The National Council of Labour Colleges (NCLC) was an organisation set up in the United Kingdom to foster independent working class education.

The organisation was founded at a convention held in the Clarion Club House, Yardley, Birmingham on 8/9 October 1921.[1] Its role was to act as a co-ordinating body for the movement of labour colleges,[2] including the Central Labour College.

The National Council of Labour Colleges absorbed the Plebs League the year after the 1926 United Kingdom general strike, and continued to publish the Plebs' Magazine.[3]

The NCLC offered educational schemes to such organisations as the National Clarion Cycling Club, in which they offered:[4]

  • Free access to NCLC classes
  • Free access to non-residential day schools
  • Occasional lectures provided at meetings
  • Free NCLC correspondence courses for which the NCLC ran adverts on the inside back cover of The Clarion Cyclist.
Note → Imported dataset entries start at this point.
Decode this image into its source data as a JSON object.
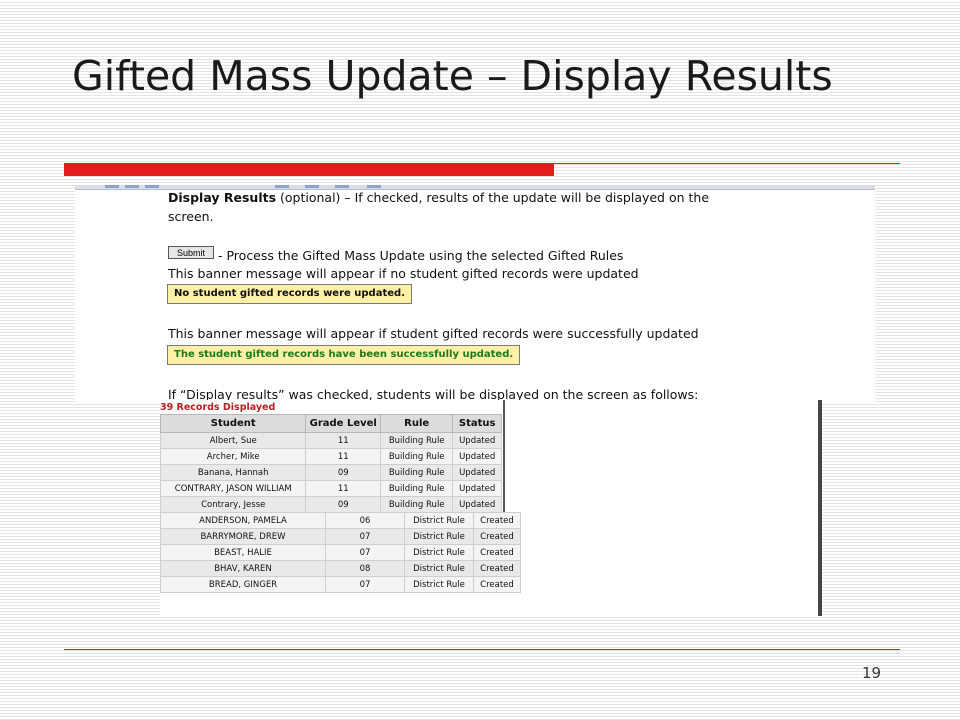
{
  "slide": {
    "title": "Gifted Mass Update – Display Results",
    "page_number": "19"
  },
  "instructions": {
    "display_results_label": "Display Results",
    "display_results_text": " (optional) – If checked, results of the update will be displayed on the",
    "display_results_text_2": "screen.",
    "submit_button": "Submit",
    "submit_text": " - Process the Gifted Mass Update using the selected Gifted Rules",
    "banner_none_intro": "This banner message will appear if no student gifted records were updated",
    "banner_none": "No student gifted records were updated.",
    "banner_success_intro": "This banner message will appear if student gifted records were successfully updated",
    "banner_success": "The student gifted records have been successfully updated.",
    "display_intro": "If “Display results” was checked, students will be displayed on the screen as follows:"
  },
  "colors": {
    "accent_red": "#e31c1c",
    "banner_none_text": "#111111",
    "banner_success_text": "#1a7a1a",
    "records_title": "#b32121"
  },
  "results": {
    "records_label": "39 Records Displayed",
    "headers": [
      "Student",
      "Grade Level",
      "Rule",
      "Status"
    ],
    "rows_a": [
      [
        "Albert, Sue",
        "11",
        "Building Rule",
        "Updated"
      ],
      [
        "Archer, Mike",
        "11",
        "Building Rule",
        "Updated"
      ],
      [
        "Banana, Hannah",
        "09",
        "Building Rule",
        "Updated"
      ],
      [
        "CONTRARY, JASON WILLIAM",
        "11",
        "Building Rule",
        "Updated"
      ],
      [
        "Contrary, Jesse",
        "09",
        "Building Rule",
        "Updated"
      ]
    ],
    "rows_b": [
      [
        "ANDERSON, PAMELA",
        "06",
        "District Rule",
        "Created"
      ],
      [
        "BARRYMORE, DREW",
        "07",
        "District Rule",
        "Created"
      ],
      [
        "BEAST, HALIE",
        "07",
        "District Rule",
        "Created"
      ],
      [
        "BHAV, KAREN",
        "08",
        "District Rule",
        "Created"
      ],
      [
        "BREAD, GINGER",
        "07",
        "District Rule",
        "Created"
      ]
    ]
  }
}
In 1964, the NCLC merged with the Workers' Educational Trade Union Committee to form the Trades Union Congress Education Department.[2]

ReferencesEdit

  1. ^ Millar, JPM (1979). The Labour College Movement. London: NCLC Publishing Society.
  2. ^ a b Peter Jarvis, An International Dictionary of Adult and Continuing Education, pp.139, 218
  3. ^ Encyclopedia of British and Irish Political Organizations, Peter Barberis, John McHugh and Mike Tyldesley (2000) p157
  4. ^ J. P. M. Millar (1936). "Something Never Done Before". The Clarion Cyclist. 1 (No. 5 November 1936). Retrieved 23 December 2020.

Further readingEdit

  • Gibson, I., 'Marxism and Ethical Socialism in Britain: the case of Winifred and Frank Horrabin' (BA Thesis, University of Oxford, 2008)
  • McIlroy, J., ‘Independent Working Class Education and Trade Union Education and Training’ in Roger Fieldhouse (ed.), A History of Modern British Adult Education (Leicester, 1996), ch.10
  • Macintyre, S., A Proletarian Science: Marxism in Britain 1917-33 (Cambridge, 1980)
  • Millar, J.P.M.M., The Labour College Movement (London, 1979)
  • Phillips, A. and Putnam, T., ‘Education for Emancipation: The Movement for Independent Working-Class Education 1908-1928’, Capital and Class, 10 (1980), pp.18-42
  • Rée, J., Proletarian Philosophers: Problems in Socialist Culture in Britain, 1900-1940 (Oxford, 1984)
  • Samuel, R., “British Marxist Historians, 1880-1980: Part One”, NLR, 120 (1980), pp.21-96
  • Samuel, R., The Lost World of British Communism (London, 2006)
  • Simon, B., `The Struggle for Hegemony, 1920- 1926’ in idem (ed.), The Search for Enlightenment: The Working Class and Adult Education in the Twentieth Century, (London, 1990), pp.15-70